Now, armed with the flexibility to navigate the system and deal with the backlash and threats from perpetrators, Ms Narkar feels empowered. She has joined an area Dalit rights organisation and is the primary to achieve out to the survivor when she hears of rape instances within the space.
Authorities knowledge exhibits that reported instances of rape of Dalit girls elevated by 50% between 2014 and 2019. However research present that almost all instances of rape of Dalit girls go unreported. Lack of assist from the household and reluctance on the a part of the police to register complaints towards higher caste males are frequent obstacles.
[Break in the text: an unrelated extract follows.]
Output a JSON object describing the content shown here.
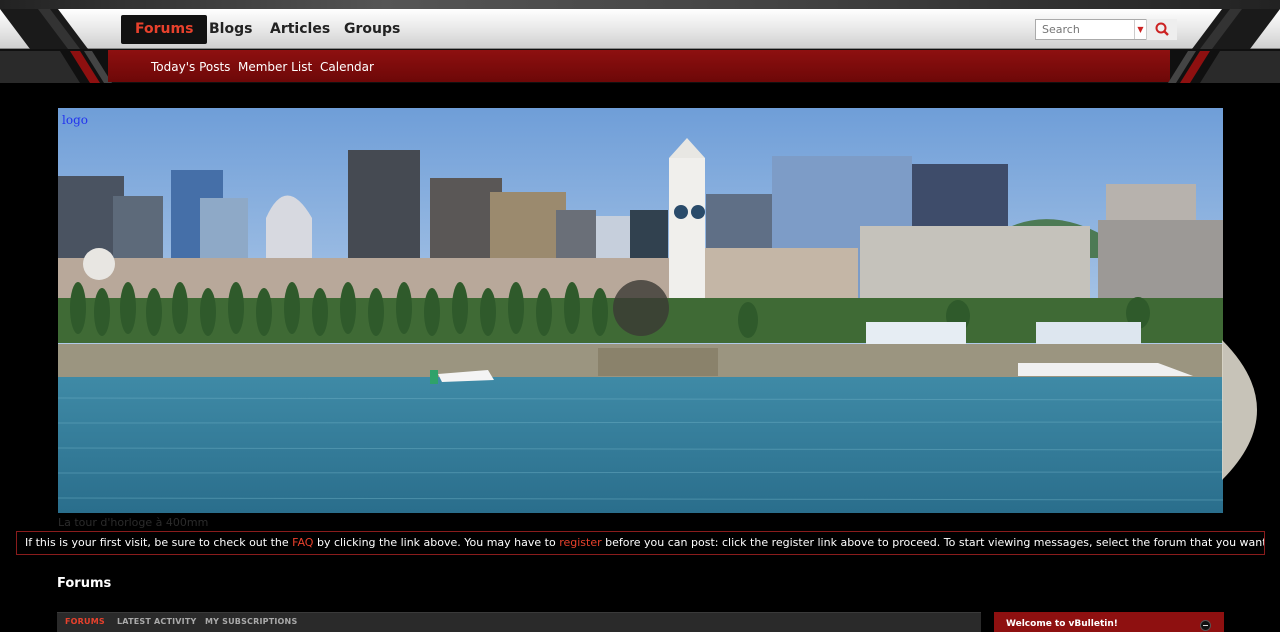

So in her coaching, Ms Pradeep stresses boosting the morale of the survivor and serving to her perceive the necessity for an in depth police grievance. That intuition got here from her personal expertise of loneliness as a survivor of kid sexual abuse, she mentioned. She was simply 4 years outdated when she was sexually assaulted by 4 males in her neighbourhood.
“I bear in mind I used to be sporting a yellow frock that day,” she mentioned. “I can nonetheless bear in mind their faces and what they did. That rape modified me, it made me a really shy and fearful little one. I used to be afraid of strangers and would conceal when anybody got here to my home.”
She stored the assault a secret. She felt too weak to share it together with her mother and father, she mentioned. Her mom was simply an adolescent, married when she was simply 14 to a person 17 years older than her. And her father was sad as a result of he had needed a son as a substitute of one other daughter.
“He used to abuse my mom, make enjoyable of me and name me ugly, he made me really feel undesirable and unloved,” she mentioned.
Her father, who has since died, was born within the northern state of Uttar Pradesh however moved to Gujarat for work. And in his new dwelling, he hid his Dalit identification by dropping his final identify. He made his spouse and daughter undertake his first identify – Pradeep – as their final identify.
And but, Ms Pradeep mentioned, her caste identification did not stay hidden. The discrimination took numerous kinds, even in a giant metropolis like Vadodara, the place they lived.
“Once I was 9 years outdated, my trainer requested college students to be ranked by their cleanliness, and regardless of being one of many tidiest youngsters in school, I used to be ranked final – solely as a result of Dalits are perceived to be unclean – and felt deeply humiliated,” she mentioned.
After faculty, she determined to get a level in social work and legislation.
Visits to rural areas impressed her to take up the reason for Dalits. Round 1992, she turned the primary girl to hitch Navsarjan, a Dalit rights organisation based by 5 males when one among their colleagues was shot and killed by higher caste males. A decade later, she went on to win the election to change into the organisation’s government director.
“It is uncommon for a Dalit girl to rise to that degree. I received an election defeating 4 males to guide an organisation that labored with each women and men,” she mentioned proudly.
She is now in a position to concentrate on rape survivors as a key subject. She has now helped greater than 50 Dalit rape survivors struggle for justice, with many instances ending in convictions.
The work has strengthened her perception that Dalit girls should be knowledgeable and educated to change into revered leaders inside their group.
“I do not need one other Manjula,” she mentioned. “I need these girls to have their very own identification and progress curve – not underneath my shadow however as unbiased people.”